Dr. Venter is a biology guru. Not only his team, together with the US government, was the first to sequence the human genome, but (in 2010) they had managed to create what had been called the first synthetic life form. At the time, the visionary team had assembled a synthetic chromosome (called JCVI-syn1.0) from scratch based on the organism Mycoplasma mycoides and transplanted it into the receptive cellular environment of the organism Mycoplasma capricolum, forcing it to change into a new species controlled only by the synthetic genome and able to self-replicate. Venter had described it as the first self-replicating species on the planet whose parents is a computer.
During their experiments, one big question had surfaced: how much of the genes of an organism are really necessary for life? What would a minimal genome, stripped away of all his non-strictly necessary components look like? Venter and colleagues had no doubt: this was to be their next challenge.
In the past few years, the researchers used their in-house technique for whole-genome design and synthesis to reduce the JCVI-syn1.0 initial genome from 1079 to 531 kilobases, corresponding to only 473 genes (and now called JCVI-syn3.0). When the JCVI-syn3.0 was transplanted into a viable cell, it produced polymorphic colonies similar to the one of the original JCVI-syn1.0 genome.
During their effort, the scientists discovered something important: those 473 genes are not all essential, but some can be classified as quasi-essential. These last ones are not critical for viability, but nonetheless need to be included in the genome to allow for a robust growth of the organism: a trade-off between genome size and growth rate. The organism also contains 149 genes whose functions remain unknown.
This makes for an incredible advancement in the understanding of how life works at the molecular level. The Venter team has once again managed to shake the pillars of biology, and thanks to their work, the world is now gifted with a novel platform that will be useful to continue the investigation of the core functions of life and the exploration of whole-genome design.
1. Hutchison, C. A. et al. Design and synthesis of a minimal bacterial genome.
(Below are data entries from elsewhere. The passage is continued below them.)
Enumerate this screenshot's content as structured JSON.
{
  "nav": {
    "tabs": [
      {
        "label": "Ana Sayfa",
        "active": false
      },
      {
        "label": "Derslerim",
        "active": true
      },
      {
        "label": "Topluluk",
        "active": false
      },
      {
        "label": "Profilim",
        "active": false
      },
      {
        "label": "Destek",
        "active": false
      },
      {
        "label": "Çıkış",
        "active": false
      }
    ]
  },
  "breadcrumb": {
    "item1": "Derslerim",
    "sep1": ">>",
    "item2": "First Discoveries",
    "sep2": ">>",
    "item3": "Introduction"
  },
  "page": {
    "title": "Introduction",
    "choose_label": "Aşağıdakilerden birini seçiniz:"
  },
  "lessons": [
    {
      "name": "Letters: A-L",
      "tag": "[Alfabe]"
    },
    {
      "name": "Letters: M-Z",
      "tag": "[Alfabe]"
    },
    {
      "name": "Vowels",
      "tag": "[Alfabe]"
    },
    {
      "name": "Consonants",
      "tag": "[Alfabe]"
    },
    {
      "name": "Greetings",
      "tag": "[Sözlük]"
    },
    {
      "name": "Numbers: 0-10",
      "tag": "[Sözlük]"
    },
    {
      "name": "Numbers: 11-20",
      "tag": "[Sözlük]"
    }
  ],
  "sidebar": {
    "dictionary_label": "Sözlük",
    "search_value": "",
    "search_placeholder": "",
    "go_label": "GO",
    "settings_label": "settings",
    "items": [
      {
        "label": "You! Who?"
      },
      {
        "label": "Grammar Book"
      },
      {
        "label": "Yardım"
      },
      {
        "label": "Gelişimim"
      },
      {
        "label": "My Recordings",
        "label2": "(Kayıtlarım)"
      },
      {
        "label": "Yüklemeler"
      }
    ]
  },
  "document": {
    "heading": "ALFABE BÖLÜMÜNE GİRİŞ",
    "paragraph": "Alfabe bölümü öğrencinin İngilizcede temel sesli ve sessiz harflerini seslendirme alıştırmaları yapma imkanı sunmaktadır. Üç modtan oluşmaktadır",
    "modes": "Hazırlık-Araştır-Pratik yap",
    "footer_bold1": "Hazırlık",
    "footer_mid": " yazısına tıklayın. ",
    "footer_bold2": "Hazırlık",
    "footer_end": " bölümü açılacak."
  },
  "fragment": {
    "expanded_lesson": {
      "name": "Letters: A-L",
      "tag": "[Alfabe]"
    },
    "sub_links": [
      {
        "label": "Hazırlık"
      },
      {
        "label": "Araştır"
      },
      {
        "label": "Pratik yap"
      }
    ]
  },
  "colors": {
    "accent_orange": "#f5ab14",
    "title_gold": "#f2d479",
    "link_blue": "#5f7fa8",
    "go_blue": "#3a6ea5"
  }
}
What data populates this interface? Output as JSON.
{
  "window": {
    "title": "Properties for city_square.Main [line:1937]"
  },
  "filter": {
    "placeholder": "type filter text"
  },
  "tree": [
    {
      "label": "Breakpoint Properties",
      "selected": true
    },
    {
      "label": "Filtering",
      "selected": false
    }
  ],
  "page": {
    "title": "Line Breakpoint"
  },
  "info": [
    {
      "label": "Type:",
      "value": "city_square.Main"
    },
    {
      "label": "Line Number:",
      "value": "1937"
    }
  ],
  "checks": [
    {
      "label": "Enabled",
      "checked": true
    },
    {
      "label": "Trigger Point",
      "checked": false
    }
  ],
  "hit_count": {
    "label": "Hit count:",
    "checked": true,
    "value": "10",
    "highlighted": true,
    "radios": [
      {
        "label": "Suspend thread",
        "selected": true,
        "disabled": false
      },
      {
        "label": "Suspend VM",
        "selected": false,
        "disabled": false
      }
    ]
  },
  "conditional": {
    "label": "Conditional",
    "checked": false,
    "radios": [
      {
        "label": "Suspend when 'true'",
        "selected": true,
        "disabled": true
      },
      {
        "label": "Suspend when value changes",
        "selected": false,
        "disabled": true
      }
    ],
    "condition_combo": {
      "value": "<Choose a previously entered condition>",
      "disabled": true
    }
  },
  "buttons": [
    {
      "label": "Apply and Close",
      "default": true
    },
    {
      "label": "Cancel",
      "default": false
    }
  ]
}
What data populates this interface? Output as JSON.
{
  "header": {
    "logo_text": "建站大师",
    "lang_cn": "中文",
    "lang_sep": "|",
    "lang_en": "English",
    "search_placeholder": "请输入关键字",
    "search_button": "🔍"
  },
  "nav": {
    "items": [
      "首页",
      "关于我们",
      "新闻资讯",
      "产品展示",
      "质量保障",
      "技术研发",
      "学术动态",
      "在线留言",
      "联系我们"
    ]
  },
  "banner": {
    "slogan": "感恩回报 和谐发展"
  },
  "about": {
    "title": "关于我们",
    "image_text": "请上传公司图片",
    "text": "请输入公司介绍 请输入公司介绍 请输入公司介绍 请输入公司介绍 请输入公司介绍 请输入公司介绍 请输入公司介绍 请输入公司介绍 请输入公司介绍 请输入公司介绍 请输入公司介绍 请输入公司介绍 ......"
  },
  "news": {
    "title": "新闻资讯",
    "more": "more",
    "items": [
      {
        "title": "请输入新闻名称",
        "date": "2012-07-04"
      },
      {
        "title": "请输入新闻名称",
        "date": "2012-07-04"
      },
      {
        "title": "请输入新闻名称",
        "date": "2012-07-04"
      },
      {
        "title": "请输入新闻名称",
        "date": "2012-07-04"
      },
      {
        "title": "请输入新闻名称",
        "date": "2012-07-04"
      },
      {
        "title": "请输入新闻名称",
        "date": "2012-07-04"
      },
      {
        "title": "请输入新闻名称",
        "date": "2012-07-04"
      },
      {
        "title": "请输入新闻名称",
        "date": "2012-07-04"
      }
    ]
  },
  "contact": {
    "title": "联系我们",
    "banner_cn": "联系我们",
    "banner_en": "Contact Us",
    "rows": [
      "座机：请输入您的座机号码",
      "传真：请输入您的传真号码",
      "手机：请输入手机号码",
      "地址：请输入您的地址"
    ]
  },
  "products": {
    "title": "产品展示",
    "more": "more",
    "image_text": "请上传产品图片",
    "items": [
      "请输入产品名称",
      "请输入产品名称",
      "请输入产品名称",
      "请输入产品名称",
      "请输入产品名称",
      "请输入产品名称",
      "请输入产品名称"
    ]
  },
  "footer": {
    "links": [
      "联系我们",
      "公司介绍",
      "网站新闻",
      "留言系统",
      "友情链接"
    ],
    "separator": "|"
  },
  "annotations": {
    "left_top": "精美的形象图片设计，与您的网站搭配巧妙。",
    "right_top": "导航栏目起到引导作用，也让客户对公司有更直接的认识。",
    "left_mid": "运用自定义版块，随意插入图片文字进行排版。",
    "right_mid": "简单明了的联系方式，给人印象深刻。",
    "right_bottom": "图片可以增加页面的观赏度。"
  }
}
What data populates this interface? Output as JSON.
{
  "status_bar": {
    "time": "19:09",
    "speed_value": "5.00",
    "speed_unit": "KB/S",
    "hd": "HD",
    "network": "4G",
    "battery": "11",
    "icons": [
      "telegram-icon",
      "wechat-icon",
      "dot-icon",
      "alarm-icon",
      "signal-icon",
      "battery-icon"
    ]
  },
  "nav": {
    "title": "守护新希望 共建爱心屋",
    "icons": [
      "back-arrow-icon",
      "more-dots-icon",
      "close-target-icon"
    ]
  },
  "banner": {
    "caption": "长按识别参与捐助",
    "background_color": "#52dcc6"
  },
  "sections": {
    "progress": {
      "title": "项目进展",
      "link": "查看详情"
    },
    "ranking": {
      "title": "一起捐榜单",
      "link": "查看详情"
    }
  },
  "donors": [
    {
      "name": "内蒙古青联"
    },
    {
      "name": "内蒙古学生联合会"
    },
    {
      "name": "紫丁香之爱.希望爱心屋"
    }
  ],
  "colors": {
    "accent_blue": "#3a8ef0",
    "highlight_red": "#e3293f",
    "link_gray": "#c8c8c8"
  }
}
Science 351, aad6253-aad6253 (2016).
2. Gibson, D. G. et al. Creation of a Bacterial Cell Controlled by a Chemically Synthesized Genome. Science 329, 52-56 (2010).
3. Venter, J. C. The Sequence of the Human Genome. Science 291, 1304-1351 (2001).